These two techniques are commonly known, but they are also considered outdated. Your injury lawyer might use either of these simply as a way to get a rough estimate of what you deserve. However, many insurance companies now use a modern method, using a computer software to arrive at their own estimate. These digital programs take into account the various factors around your pain and suffering, which the adjuster still has to input into the computer.
Regardless of which method the insurance company uses, remember that you can negotiate for higher compensation. What’s important is that you have an idea of what a fair settlement is, and that you can be assertive and honest when negotiating for it.
Lastly, I discuss the elements of damages. I usually write out what a jury verdict form would look like. I scribble:
Medical expenses (past and future) $_________________________________
Lost wages (past and future) $_________________________________

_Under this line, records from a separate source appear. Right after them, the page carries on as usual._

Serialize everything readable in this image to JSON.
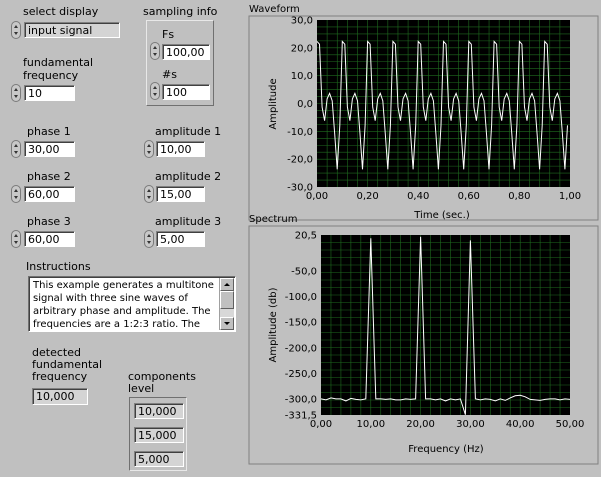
{
  "controls": {
    "select_display": {
      "label": "select display",
      "value": "input signal"
    },
    "fundamental_frequency": {
      "label": "fundamental\nfrequency",
      "label_line1": "fundamental",
      "label_line2": "frequency",
      "value": "10"
    },
    "sampling_info": {
      "label": "sampling info",
      "fs_label": "Fs",
      "fs_value": "100,00",
      "ns_label": "#s",
      "ns_value": "100"
    },
    "phase1": {
      "label": "phase 1",
      "value": "30,00"
    },
    "phase2": {
      "label": "phase 2",
      "value": "60,00"
    },
    "phase3": {
      "label": "phase 3",
      "value": "60,00"
    },
    "amplitude1": {
      "label": "amplitude 1",
      "value": "10,00"
    },
    "amplitude2": {
      "label": "amplitude 2",
      "value": "15,00"
    },
    "amplitude3": {
      "label": "amplitude 3",
      "value": "5,00"
    }
  },
  "instructions": {
    "label": "Instructions",
    "text": "This example generates a multitone signal with three sine waves of arbitrary phase and amplitude.  The frequencies are a 1:2:3 ratio.  The"
  },
  "indicators": {
    "detected_label_line1": "detected",
    "detected_label_line2": "fundamental",
    "detected_label_line3": "frequency",
    "detected_value": "10,000",
    "components_label_line1": "components",
    "components_label_line2": "level",
    "components_values": [
      "10,000",
      "15,000",
      "5,000"
    ]
  },
  "chart_data": [
    {
      "type": "line",
      "title": "Waveform",
      "xlabel": "Time (sec.)",
      "ylabel": "Amplitude",
      "xlim": [
        0,
        1
      ],
      "ylim": [
        -30,
        30
      ],
      "x_ticks": [
        "0,00",
        "0,20",
        "0,40",
        "0,60",
        "0,80",
        "1,00"
      ],
      "y_ticks": [
        "30,0",
        "20,0",
        "10,0",
        "0,0",
        "-10,0",
        "-20,0",
        "-30,0"
      ],
      "grid": true,
      "series": [
        {
          "components": [
            {
              "freq_hz": 10,
              "amplitude": 10,
              "phase_deg": 30
            },
            {
              "freq_hz": 20,
              "amplitude": 15,
              "phase_deg": 60
            },
            {
              "freq_hz": 30,
              "amplitude": 5,
              "phase_deg": 60
            }
          ],
          "sample_rate": 100,
          "samples": 100
        }
      ],
      "colors": {
        "background": "#000000",
        "grid": "#1f6b1f",
        "trace": "#ffffff"
      }
    },
    {
      "type": "line",
      "title": "Spectrum",
      "xlabel": "Frequency (Hz)",
      "ylabel": "Amplitude (db)",
      "xlim": [
        0,
        50
      ],
      "ylim": [
        -331.5,
        20.5
      ],
      "x_ticks": [
        "0,00",
        "10,00",
        "20,00",
        "30,00",
        "40,00",
        "50,00"
      ],
      "y_ticks": [
        "20,5",
        "-50,0",
        "-100,0",
        "-150,0",
        "-200,0",
        "-250,0",
        "-300,0",
        "-331,5"
      ],
      "grid": true,
      "series": [
        {
          "x": [
            0,
            1,
            2,
            3,
            4,
            5,
            6,
            7,
            8,
            9,
            10,
            11,
            12,
            13,
            14,
            15,
            16,
            17,
            18,
            19,
            20,
            21,
            22,
            23,
            24,
            25,
            26,
            27,
            28,
            29,
            30,
            31,
            32,
            33,
            34,
            35,
            36,
            37,
            38,
            39,
            40,
            41,
            42,
            43,
            44,
            45,
            46,
            47,
            48,
            49,
            50
          ],
          "y": [
            -300,
            -302,
            -298,
            -300,
            -300,
            -304,
            -299,
            -301,
            -302,
            -300,
            14,
            -300,
            -300,
            -301,
            -300,
            -302,
            -302,
            -300,
            -301,
            -300,
            17,
            -300,
            -300,
            -302,
            -300,
            -304,
            -300,
            -302,
            -300,
            -331,
            10,
            -300,
            -302,
            -300,
            -301,
            -304,
            -300,
            -303,
            -298,
            -294,
            -293,
            -296,
            -301,
            -302,
            -303,
            -301,
            -300,
            -300,
            -302,
            -300,
            -301
          ]
        }
      ],
      "colors": {
        "background": "#000000",
        "grid": "#1f6b1f",
        "trace": "#ffffff"
      }
    }
  ]
}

Pain and suffering (past and future) $_________________________________
Loss of a normal life (past and future) $_________________________________
Filling in the Blanks
I then tell the person, “Let’s fill in the blanks so we can figure out the value of your case. How much are your medical bills?” Usually, he shrugs his shoulders. I then ask, “Will your doctor state to a reasonable degree of medical and scientific certainty that you will require future treatment and how much that treatment will cost?” I usually get something like, “Huh?” At that point, the potential client usually has realized by now that calculating dollar amounts for pain and suffering is quite complicated and stops looking for magic answers about how to calculate pain and suffering amounts. In general, the more the medical bills and lost wages, the more you can get compensated for pain and suffering. Usually, but not always.
There are no books out there… but there is Colossus
There are no books that exist that say, a case involving a broken arm is worth $50,000 and a case involving a broken leg is worth $60,000 and a case involving a broken neck is worth $100,000. I wish there was but there is not and there never will be (unless some joker with no conscience is looking to make a profit I guess). Some insurance companies use computer software to determine value (Allstate uses Colossus) but it’s not very good in my opinion and better off the subject of a different article.
Now of course there is precedent out there. Most types of accident and injury cases have happened before and injury lawyers with solid experience generally know if a case has value worth taking. Think about it – Would a contingent fee lawyer (a lawyer who only gets paid if he obtains money for you) take a case if he thought it didn’t have value? Since decent personal injury lawyers are contingent fee lawyers who generally advance the costs associated with pursuing a personal injury case, if he takes your case, he thinks it has value. Exactly how much value is another question.
It comes down to this: Every accident, injury and thus settlement is different.
The point I’m trying to make here is that calculating the value of things such as pain and suffering or even the value of entire personal injury case is somewhat complex. There are many factors, some mentioned in this article and some not. Steer clear from folks who offer settlement calculators. Steer away from folks who are willing to give you case values without reviewing the evidence. Careful of the people who tell stories about a friend of a friend who got a million bucks for a sprained finger.
If you have a case, talk to an experienced personal injury lawyer with a track record of success, both in and out of the courtroom. Just please don’t take shortcuts, don’t go to snake oil salesmen or look for magic answers. You deserve better than that.